Some of the nation's top political commentators, legislators and intellectuals offer their insight into the biggest question burning up the blogosphere today.
What does The Hill and ANGA poll mean for control of the House?
See the poll here.
October 04, 2010, 04:13 pm
By Former Members of Congress for Common Ground
Dear Candidate for Congress:
We are all former Members of Congress - and all partisans. We do not recoil from the term, or from the concept of partisanship.
Although political parties were not mentioned in the Constitution or considered directly by the Framers, they have been a core part of American democracy from the beginning and are central to every democracy. Parties are the way we organize to debate our differences; the way we organize Congress to do its work; the way we organize to offer citizens choices in elections. They pave the way for the orderly and peaceful transfer of power.
October 04, 2010, 01:25 pm
By Rep. Jeff Fortenberry (R-Neb.)
Last week, the U.S. government highlighted the compilation by State Department historians of a comprehensive record of U.S. Southeast Asia policy from 1946-1975, including policy related to our long and complex relationship with Vietnam. As Secretary of State Clinton noted in her address to an assembly of distinguished diplomats and scholars, “the lessons of that era continue to inform the decisions we make.”
This year is the toughest political climate for any political party since -- well -- since 2008. Despite the challenges both within and outside of our Party, ultimately, I believe Democrats will hold on to both the House and the Senate.
Some of the nation's top political commentators, legislators and intellectuals offer insight into the biggest question burning up the blogosphere today.
What issue should Democrats talk about most on the campaign trail?
September 27, 2010, 03:58 pm
By Former Sen. Mike Gravel (D-Alaska)
The popular Union General George McClellan, who as the
Democratic candidate promised to end the Civil War by negotiating with the

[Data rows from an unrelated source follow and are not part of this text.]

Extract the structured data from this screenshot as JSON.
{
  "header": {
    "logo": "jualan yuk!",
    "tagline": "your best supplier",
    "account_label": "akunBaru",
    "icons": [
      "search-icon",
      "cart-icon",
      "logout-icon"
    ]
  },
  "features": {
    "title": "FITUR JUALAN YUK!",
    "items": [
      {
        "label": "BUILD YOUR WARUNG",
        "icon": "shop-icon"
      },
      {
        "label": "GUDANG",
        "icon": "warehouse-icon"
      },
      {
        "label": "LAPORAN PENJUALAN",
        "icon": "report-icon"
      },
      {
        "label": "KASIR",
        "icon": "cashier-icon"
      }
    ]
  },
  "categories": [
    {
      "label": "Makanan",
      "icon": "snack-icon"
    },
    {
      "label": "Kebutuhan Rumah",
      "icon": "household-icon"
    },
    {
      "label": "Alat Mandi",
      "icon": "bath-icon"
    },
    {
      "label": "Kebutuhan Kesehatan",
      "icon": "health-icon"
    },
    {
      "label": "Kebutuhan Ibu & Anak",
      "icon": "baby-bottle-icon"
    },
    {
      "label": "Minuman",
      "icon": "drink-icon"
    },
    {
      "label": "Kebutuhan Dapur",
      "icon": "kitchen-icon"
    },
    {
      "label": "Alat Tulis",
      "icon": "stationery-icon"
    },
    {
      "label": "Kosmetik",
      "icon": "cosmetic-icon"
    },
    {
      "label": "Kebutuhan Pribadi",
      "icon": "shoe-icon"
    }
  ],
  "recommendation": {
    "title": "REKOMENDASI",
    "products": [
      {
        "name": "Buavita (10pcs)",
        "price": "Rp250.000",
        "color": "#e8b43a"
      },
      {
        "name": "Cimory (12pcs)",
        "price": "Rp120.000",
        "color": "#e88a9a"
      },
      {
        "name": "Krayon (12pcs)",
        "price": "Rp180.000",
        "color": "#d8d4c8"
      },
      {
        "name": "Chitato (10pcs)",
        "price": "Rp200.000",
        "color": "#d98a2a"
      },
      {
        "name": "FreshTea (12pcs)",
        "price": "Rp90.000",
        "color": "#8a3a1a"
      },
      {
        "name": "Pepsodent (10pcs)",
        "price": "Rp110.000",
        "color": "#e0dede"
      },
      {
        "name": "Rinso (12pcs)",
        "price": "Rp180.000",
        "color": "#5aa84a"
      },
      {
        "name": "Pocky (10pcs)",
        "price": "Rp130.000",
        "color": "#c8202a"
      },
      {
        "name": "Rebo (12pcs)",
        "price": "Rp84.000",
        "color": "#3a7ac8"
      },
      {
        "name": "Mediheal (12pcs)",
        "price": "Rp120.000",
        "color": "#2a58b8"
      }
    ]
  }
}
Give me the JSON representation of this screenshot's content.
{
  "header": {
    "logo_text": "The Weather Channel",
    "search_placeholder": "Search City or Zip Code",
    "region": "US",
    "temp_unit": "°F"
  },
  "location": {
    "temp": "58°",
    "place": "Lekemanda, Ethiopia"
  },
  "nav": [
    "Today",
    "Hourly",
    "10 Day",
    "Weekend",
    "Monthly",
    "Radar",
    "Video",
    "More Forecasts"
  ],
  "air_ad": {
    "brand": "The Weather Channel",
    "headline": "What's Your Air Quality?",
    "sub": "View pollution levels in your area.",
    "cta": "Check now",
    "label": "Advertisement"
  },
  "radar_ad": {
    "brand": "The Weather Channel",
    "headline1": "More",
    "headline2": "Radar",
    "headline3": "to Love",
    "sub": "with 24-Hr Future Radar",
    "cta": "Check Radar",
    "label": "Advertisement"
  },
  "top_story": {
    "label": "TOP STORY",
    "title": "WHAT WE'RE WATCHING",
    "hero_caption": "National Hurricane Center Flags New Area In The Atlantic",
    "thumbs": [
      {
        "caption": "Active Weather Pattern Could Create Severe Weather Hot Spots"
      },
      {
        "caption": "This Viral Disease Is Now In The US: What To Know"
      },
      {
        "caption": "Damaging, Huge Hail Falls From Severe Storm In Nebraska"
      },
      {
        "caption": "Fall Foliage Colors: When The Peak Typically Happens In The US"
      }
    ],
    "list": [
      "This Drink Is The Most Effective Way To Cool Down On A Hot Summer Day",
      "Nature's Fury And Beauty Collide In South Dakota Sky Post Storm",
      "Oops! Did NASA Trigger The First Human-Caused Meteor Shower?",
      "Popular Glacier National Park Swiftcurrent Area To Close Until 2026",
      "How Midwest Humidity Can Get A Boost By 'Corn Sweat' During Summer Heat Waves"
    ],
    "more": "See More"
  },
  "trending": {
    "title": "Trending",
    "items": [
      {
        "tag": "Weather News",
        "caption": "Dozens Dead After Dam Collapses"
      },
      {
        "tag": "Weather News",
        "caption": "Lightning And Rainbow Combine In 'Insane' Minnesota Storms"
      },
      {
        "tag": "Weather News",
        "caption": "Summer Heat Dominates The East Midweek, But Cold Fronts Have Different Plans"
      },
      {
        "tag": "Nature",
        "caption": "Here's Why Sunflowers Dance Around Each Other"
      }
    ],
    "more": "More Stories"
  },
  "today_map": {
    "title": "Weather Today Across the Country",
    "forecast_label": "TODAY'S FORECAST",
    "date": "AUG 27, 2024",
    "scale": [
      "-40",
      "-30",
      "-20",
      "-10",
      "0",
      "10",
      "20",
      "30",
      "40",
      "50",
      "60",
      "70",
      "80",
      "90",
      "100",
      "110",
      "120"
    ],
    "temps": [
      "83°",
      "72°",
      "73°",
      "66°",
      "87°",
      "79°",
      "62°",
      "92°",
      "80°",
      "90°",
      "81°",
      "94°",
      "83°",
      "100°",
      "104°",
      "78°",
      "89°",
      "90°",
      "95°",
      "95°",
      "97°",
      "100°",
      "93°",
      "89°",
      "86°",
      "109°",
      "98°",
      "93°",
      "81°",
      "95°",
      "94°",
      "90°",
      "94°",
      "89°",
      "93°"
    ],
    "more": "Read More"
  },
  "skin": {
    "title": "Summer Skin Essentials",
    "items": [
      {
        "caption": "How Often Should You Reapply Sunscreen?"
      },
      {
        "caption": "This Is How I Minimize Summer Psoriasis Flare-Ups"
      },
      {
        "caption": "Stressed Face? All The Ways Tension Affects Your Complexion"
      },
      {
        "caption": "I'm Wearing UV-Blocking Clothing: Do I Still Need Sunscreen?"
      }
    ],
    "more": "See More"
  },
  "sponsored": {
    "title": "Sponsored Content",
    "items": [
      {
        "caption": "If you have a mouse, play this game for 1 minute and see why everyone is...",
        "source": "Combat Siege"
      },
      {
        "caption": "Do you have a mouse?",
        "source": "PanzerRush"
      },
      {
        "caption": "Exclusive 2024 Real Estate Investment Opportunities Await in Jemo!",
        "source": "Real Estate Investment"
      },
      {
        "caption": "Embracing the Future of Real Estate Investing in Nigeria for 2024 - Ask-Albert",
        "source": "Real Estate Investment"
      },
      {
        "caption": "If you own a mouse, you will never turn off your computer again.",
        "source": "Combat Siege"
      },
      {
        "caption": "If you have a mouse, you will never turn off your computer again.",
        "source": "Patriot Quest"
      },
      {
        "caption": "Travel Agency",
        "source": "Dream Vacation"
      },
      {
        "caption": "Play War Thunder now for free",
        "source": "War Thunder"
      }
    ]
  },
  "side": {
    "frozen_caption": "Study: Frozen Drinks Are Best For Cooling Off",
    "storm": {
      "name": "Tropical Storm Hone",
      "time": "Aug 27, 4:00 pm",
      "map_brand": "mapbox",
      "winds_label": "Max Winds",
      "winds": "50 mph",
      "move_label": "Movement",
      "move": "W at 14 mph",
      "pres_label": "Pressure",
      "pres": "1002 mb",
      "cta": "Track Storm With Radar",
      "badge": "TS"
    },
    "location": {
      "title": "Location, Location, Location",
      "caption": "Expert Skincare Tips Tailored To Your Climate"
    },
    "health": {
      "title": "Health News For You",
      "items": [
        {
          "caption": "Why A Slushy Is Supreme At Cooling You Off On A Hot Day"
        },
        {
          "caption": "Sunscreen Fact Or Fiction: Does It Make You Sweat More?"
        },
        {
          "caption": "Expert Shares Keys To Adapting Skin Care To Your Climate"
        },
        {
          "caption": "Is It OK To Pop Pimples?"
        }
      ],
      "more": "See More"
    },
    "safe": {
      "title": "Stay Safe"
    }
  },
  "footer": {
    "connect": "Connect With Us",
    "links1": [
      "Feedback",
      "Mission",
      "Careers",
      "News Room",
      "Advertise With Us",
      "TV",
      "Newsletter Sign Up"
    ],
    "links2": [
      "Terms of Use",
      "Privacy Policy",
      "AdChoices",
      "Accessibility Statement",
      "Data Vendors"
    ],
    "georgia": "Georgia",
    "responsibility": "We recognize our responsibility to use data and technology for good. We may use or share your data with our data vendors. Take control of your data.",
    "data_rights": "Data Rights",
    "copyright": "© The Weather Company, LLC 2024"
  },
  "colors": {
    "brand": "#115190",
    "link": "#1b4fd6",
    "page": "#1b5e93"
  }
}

Confederacy, lost to Abraham Lincoln in 1864 because of the Union's military
successes in the field. Lincoln wanted to persist in fighting to total victory.
The presidential election of 2012 may see a reversal of roles: a popular
general could make a campaign issue of the winning the Afghan War, while an
apparently timid President grapples with his promise to begin drawing down the
troops by August 2011.
While Congress was on vacation, unemployment crept up to 9.6 percent nationwide. For District of Columbia, it was even worse with a rate of 9.9 percent in August. The economy, after all of the rhetoric, finger-pointing and stimulus, has moved all the way from "free-fall" to "standing still."
Political analysts routinely argue that we are heading for a 'wave' election come November. But my 1994 Congressional re-election defeat in Kansas suggests that waves aren’t inevitable, and that there are several lessons that incumbents today might apply to their races if they hope to survive in this tough political climate.
Last night, we got a preview of the Congressional Republican “Pledge to America.” This morning – at a small business that would likely benefit from the President’s plan to help small businesses – they unveiled the full thing. As news reports have already noted, there weren’t many new ideas in it, and the document was largely fluff obscuring a return to the same old special interest policies that caused this recession. But a close look at what the real-life implications of their “pledge” would be if enacted are nothing short of alarming:
September 21, 2010, 06:19 pm
By Ciara Torres-Spelliscy
This week, for the first time in decades, Congress has a chance to clean up its own house through the Fair Elections Now Act. Some may think that this bill will only benefit one party but history has shown that Fair Elections will be a boon to candidates of all political stripes. And a greater selection of candidates is good for voters.